* [WORK ITEM] Your copy should repeat the data that follows exactly and contain no image.

* [SUPPLIED MATERIAL]
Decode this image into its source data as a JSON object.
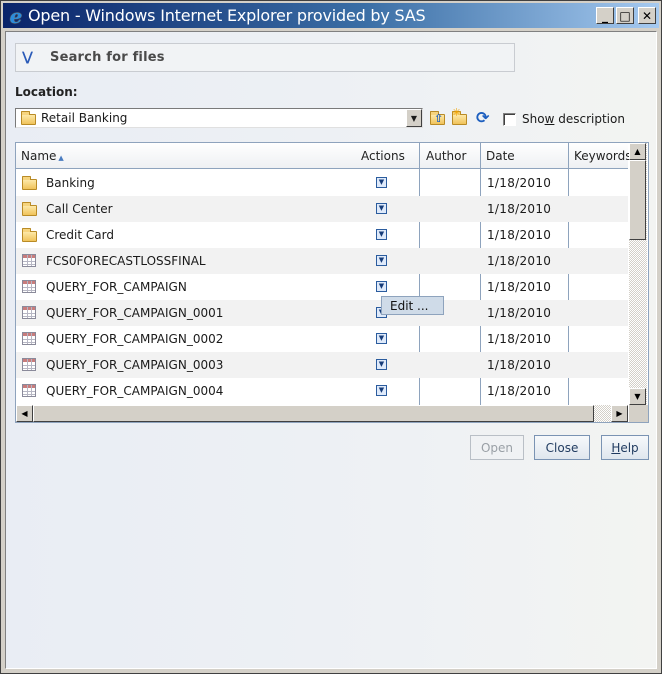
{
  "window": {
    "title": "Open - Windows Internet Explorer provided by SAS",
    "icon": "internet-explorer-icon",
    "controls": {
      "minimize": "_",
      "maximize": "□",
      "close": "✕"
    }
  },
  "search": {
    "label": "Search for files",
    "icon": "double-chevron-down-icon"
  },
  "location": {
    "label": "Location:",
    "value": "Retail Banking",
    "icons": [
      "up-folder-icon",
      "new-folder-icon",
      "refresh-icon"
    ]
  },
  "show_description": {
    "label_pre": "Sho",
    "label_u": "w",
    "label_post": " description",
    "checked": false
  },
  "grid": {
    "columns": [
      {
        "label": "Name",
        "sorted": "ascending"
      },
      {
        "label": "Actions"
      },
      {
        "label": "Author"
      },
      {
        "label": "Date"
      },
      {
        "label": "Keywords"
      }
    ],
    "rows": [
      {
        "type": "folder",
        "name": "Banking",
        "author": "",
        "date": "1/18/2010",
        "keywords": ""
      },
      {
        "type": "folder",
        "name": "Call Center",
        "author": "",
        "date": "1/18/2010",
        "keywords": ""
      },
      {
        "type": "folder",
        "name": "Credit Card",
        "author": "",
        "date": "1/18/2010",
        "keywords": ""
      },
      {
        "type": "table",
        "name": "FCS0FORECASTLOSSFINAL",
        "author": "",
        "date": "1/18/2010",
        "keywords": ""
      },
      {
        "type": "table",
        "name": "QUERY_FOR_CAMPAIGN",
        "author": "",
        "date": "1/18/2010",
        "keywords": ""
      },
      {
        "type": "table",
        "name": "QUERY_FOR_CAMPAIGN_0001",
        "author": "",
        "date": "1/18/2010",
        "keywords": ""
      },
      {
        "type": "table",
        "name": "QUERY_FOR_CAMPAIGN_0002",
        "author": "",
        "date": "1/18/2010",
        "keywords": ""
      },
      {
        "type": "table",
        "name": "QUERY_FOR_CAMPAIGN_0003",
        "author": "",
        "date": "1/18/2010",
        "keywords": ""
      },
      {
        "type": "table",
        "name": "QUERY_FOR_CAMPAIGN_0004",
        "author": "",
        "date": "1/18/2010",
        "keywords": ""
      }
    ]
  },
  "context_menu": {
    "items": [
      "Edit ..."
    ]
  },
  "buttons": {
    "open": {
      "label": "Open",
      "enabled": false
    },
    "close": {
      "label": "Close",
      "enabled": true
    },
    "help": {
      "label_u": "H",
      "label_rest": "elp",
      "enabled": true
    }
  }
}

* [RESPONSE TO THIS TASK]
Decode this image into its source data as a JSON object.
{
  "window": {
    "title": "Open - Windows Internet Explorer provided by SAS",
    "icon": "internet-explorer-icon",
    "controls": {
      "minimize": "_",
      "maximize": "□",
      "close": "✕"
    }
  },
  "search": {
    "label": "Search for files",
    "icon": "double-chevron-down-icon"
  },
  "location": {
    "label": "Location:",
    "value": "Retail Banking",
    "icons": [
      "up-folder-icon",
      "new-folder-icon",
      "refresh-icon"
    ]
  },
  "show_description": {
    "label_pre": "Sho",
    "label_u": "w",
    "label_post": " description",
    "checked": false
  },
  "grid": {
    "columns": [
      {
        "label": "Name",
        "sorted": "ascending"
      },
      {
        "label": "Actions"
      },
      {
        "label": "Author"
      },
      {
        "label": "Date"
      },
      {
        "label": "Keywords"
      }
    ],
    "rows": [
      {
        "type": "folder",
        "name": "Banking",
        "author": "",
        "date": "1/18/2010",
        "keywords": ""
      },
      {
        "type": "folder",
        "name": "Call Center",
        "author": "",
        "date": "1/18/2010",
        "keywords": ""
      },
      {
        "type": "folder",
        "name": "Credit Card",
        "author": "",
        "date": "1/18/2010",
        "keywords": ""
      },
      {
        "type": "table",
        "name": "FCS0FORECASTLOSSFINAL",
        "author": "",
        "date": "1/18/2010",
        "keywords": ""
      },
      {
        "type": "table",
        "name": "QUERY_FOR_CAMPAIGN",
        "author": "",
        "date": "1/18/2010",
        "keywords": ""
      },
      {
        "type": "table",
        "name": "QUERY_FOR_CAMPAIGN_0001",
        "author": "",
        "date": "1/18/2010",
        "keywords": ""
      },
      {
        "type": "table",
        "name": "QUERY_FOR_CAMPAIGN_0002",
        "author": "",
        "date": "1/18/2010",
        "keywords": ""
      },
      {
        "type": "table",
        "name": "QUERY_FOR_CAMPAIGN_0003",
        "author": "",
        "date": "1/18/2010",
        "keywords": ""
      },
      {
        "type": "table",
        "name": "QUERY_FOR_CAMPAIGN_0004",
        "author": "",
        "date": "1/18/2010",
        "keywords": ""
      }
    ]
  },
  "context_menu": {
    "items": [
      "Edit ..."
    ]
  },
  "buttons": {
    "open": {
      "label": "Open",
      "enabled": false
    },
    "close": {
      "label": "Close",
      "enabled": true
    },
    "help": {
      "label_u": "H",
      "label_rest": "elp",
      "enabled": true
    }
  }
}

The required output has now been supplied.